The lineup of special guests on Leftover Salmon frontman Drew Emmitt's solo project is a who's who of bluegrass pickers. So much so, Emmitt's talents are lost in the shuffle. John Cowan's soaring tenor completely dusts Emmitt's only-adequate voice, even though the ex-New Grass Revival lead singer contributes harmonies.
Emmitt's prowess on the mandolin is also overshadowed by the presence of Ronnie McCoury and Sam Bush, who is as distinctive a picker as is around today. Even Emmitt's songwriting pales when stacked against classics like Bob Dylan's "Tangled up in Blue" (Emmitt provides a nice read on it) and Peter Rowan's "Rainmaker," as Rowan guests on lead vocals.
It may be a reach to say Emmitt was overwhelmed by the presence of such heavy hitters, who also stand among his musical heroes. This is not a bad album, and in fact there are plenty of high points.
Unfortunately, few are delivered by the album's host. Emmitt's solo project is worlds away from the live album offered up by his entire band. Cowan sings backup on one cut, but make no mistake, Emmitt's in charge of this party. And it's a reflection of the jam band's philosophy - "Live loud, live rowdy, stay up late, make friends, make peace, make music."

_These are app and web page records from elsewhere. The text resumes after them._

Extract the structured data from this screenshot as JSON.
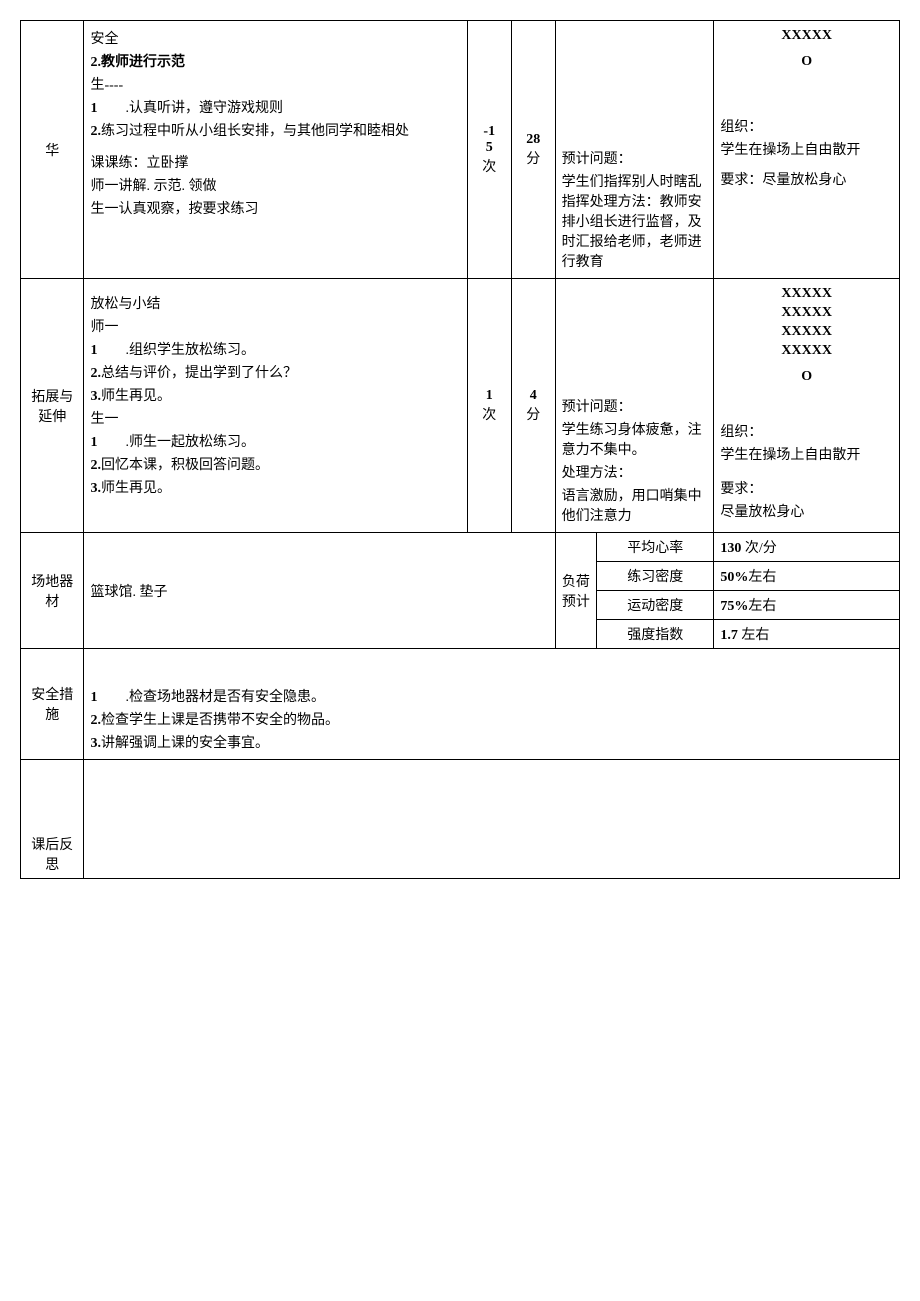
{
  "row1": {
    "label": "华",
    "content_l1": "安全",
    "content_l2": "2.教师进行示范",
    "content_l3": "生----",
    "content_l4": "1         .认真听讲，遵守游戏规则",
    "content_l5": "2.练习过程中听从小组长安排，与其他同学和睦相处",
    "content_l6": "课课练：立卧撑",
    "content_l7": "师一讲解. 示范. 领做",
    "content_l8": "生一认真观察，按要求练习",
    "times_a": "-1",
    "times_b": "5",
    "times_c": "次",
    "mins_a": "28",
    "mins_b": "分",
    "prob_l1": "预计问题：",
    "prob_l2": "学生们指挥别人时瞎乱指挥处理方法：教师安排小组长进行监督，及时汇报给老师，老师进行教育",
    "org_sym1": "XXXXX",
    "org_sym2": "O",
    "org_l1": "组织：",
    "org_l2": "学生在操场上自由散开",
    "org_l3": "要求：尽量放松身心"
  },
  "row2": {
    "label": "拓展与延伸",
    "content_l1": "放松与小结",
    "content_l2": "师一",
    "content_l3": "1         .组织学生放松练习。",
    "content_l4": "2.总结与评价，提出学到了什么？",
    "content_l5": "3.师生再见。",
    "content_l6": "生一",
    "content_l7": "1         .师生一起放松练习。",
    "content_l8": "2.回忆本课，积极回答问题。",
    "content_l9": "3.师生再见。",
    "times_a": "1",
    "times_b": "次",
    "mins_a": "4",
    "mins_b": "分",
    "prob_l1": "预计问题：",
    "prob_l2": "学生练习身体疲惫，注意力不集中。",
    "prob_l3": "处理方法：",
    "prob_l4": "语言激励，用口哨集中他们注意力",
    "org_sym1": "XXXXX",
    "org_sym2": "XXXXX",
    "org_sym3": "XXXXX",
    "org_sym4": "XXXXX",
    "org_sym5": "O",
    "org_l1": "组织：",
    "org_l2": "学生在操场上自由散开",
    "org_l3": "要求：",
    "org_l4": "尽量放松身心"
  },
  "row3": {
    "label": "场地器材",
    "content": "篮球馆. 垫子",
    "load_label": "负荷预计",
    "m1_label": "平均心率",
    "m1_val": "130 次/分",
    "m2_label": "练习密度",
    "m2_val": "50%左右",
    "m3_label": "运动密度",
    "m3_val": "75%左右",
    "m4_label": "强度指数",
    "m4_val": "1.7 左右"
  },
  "row4": {
    "label": "安全措施",
    "l1": "1         .检查场地器材是否有安全隐患。",
    "l2": "2.检查学生上课是否携带不安全的物品。",
    "l3": "3.讲解强调上课的安全事宜。"
  },
  "row5": {
    "label": "课后反思",
    "content": ""
  }
}
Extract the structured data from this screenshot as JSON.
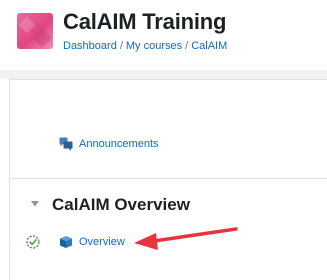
{
  "header": {
    "course_title": "CalAIM Training",
    "breadcrumb": {
      "items": [
        "Dashboard",
        "My courses",
        "CalAIM"
      ],
      "separator": "/"
    }
  },
  "course_content": {
    "announcements_label": "Announcements",
    "section": {
      "title": "CalAIM Overview",
      "activities": [
        {
          "label": "Overview",
          "icon": "book-icon",
          "completion": "completion-check-icon"
        }
      ]
    }
  },
  "colors": {
    "link": "#0f6cbf",
    "heading": "#1d2125",
    "annotation_arrow": "#e8343c",
    "course_image": "#e0467f",
    "band": "#f2f2f2"
  }
}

Including songs from the likes of John Hartford and David Bromberg go a long way to making both music and friends. The musicianship is top-drawer as well. Keyboardist Bill McKay cuts loose on his own "Bill's Boogie," and Emmitt's string work is special. But a special nod goes to banjo player Mark Vann, who died of cancer in March at 39. One of the band's founders, Vann brought a unique style and sound to the band. His picking, which is all over the live album, will be sorely missed.
As much as the album is a dedication to Vann's musicianship and love for life, it's Leftover Salmon at its best - picking, singing - and picking some more - and just plain having fun.